» **Goal of the exercise**
Go through the entries below and report how many lines contain the string "text". Nothing but the number is wanted.
______________________________
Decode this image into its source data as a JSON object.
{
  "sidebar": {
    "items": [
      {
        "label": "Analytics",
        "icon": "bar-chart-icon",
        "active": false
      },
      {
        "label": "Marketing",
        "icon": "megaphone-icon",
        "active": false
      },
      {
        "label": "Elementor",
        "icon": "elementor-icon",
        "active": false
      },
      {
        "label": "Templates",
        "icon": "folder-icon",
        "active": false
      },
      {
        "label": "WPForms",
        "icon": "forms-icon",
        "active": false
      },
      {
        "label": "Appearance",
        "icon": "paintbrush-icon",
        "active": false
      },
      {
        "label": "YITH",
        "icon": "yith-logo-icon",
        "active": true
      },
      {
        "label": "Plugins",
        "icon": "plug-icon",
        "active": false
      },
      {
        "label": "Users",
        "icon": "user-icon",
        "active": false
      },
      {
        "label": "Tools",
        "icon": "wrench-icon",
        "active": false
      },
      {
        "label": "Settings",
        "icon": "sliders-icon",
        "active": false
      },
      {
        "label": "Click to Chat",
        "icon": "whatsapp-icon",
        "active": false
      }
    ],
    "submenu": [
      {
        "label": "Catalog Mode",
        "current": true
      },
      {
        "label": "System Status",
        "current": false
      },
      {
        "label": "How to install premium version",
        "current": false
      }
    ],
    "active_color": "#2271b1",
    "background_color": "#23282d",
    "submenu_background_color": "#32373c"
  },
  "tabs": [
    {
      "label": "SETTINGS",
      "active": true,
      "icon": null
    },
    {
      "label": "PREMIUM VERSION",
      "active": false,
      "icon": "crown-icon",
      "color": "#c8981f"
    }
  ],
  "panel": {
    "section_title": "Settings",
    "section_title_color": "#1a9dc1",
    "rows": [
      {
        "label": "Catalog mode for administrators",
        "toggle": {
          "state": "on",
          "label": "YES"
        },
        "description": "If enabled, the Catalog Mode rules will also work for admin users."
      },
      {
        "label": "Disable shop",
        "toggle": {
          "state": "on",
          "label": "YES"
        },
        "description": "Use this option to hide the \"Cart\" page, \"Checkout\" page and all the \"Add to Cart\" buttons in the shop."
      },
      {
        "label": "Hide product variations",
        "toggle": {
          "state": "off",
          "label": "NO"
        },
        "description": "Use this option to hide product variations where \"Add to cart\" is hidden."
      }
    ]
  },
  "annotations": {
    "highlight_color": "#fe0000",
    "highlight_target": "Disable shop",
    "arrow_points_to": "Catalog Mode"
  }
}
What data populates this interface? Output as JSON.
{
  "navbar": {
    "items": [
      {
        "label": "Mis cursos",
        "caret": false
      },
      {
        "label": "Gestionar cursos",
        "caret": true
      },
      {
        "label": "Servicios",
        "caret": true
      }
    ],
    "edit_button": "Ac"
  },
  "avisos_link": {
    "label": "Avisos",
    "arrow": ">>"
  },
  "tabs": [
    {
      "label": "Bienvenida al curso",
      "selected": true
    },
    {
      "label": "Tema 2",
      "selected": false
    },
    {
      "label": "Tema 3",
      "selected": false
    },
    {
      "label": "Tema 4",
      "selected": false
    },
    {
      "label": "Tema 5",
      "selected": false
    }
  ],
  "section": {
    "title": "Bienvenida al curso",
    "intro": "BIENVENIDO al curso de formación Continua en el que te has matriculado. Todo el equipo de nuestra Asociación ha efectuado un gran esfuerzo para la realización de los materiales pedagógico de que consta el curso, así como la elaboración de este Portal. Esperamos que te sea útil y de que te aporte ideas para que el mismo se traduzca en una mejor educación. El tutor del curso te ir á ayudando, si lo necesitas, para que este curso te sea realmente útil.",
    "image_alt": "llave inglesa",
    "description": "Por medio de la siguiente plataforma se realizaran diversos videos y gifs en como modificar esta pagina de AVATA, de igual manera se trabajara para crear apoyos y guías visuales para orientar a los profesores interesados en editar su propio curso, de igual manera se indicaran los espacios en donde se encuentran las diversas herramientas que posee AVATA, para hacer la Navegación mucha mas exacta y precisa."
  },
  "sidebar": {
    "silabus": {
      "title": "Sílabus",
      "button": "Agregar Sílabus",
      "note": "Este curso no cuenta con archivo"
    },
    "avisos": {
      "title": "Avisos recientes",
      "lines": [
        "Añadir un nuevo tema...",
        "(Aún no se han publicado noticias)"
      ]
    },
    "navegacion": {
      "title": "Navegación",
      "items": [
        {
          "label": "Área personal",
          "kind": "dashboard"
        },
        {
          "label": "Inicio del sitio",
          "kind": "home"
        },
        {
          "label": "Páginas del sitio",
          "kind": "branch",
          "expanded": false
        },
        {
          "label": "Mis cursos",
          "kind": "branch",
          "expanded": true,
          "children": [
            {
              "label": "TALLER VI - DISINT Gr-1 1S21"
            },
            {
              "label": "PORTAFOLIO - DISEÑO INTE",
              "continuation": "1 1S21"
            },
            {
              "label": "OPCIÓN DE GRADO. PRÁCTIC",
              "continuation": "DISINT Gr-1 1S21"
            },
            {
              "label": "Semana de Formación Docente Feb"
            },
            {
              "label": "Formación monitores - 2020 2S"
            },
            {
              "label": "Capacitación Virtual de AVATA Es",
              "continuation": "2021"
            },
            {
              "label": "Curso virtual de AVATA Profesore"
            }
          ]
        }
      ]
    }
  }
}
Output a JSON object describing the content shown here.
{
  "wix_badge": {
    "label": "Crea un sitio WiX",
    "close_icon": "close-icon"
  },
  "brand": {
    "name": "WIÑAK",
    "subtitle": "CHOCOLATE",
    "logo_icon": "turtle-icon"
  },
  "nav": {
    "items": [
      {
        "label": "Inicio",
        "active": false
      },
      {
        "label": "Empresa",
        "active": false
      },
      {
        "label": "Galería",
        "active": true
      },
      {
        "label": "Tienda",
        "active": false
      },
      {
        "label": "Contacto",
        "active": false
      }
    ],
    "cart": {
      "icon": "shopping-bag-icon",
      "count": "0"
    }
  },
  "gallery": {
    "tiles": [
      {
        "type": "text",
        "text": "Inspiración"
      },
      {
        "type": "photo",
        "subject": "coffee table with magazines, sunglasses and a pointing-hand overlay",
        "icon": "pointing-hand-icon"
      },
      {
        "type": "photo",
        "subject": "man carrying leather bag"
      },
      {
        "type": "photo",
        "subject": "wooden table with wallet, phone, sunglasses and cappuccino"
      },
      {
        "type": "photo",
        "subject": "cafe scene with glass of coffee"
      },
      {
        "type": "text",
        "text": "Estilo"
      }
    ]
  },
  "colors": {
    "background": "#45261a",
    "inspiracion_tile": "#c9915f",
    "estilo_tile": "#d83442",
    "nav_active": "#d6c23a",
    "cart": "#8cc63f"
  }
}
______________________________
» **Output for this exercise**
4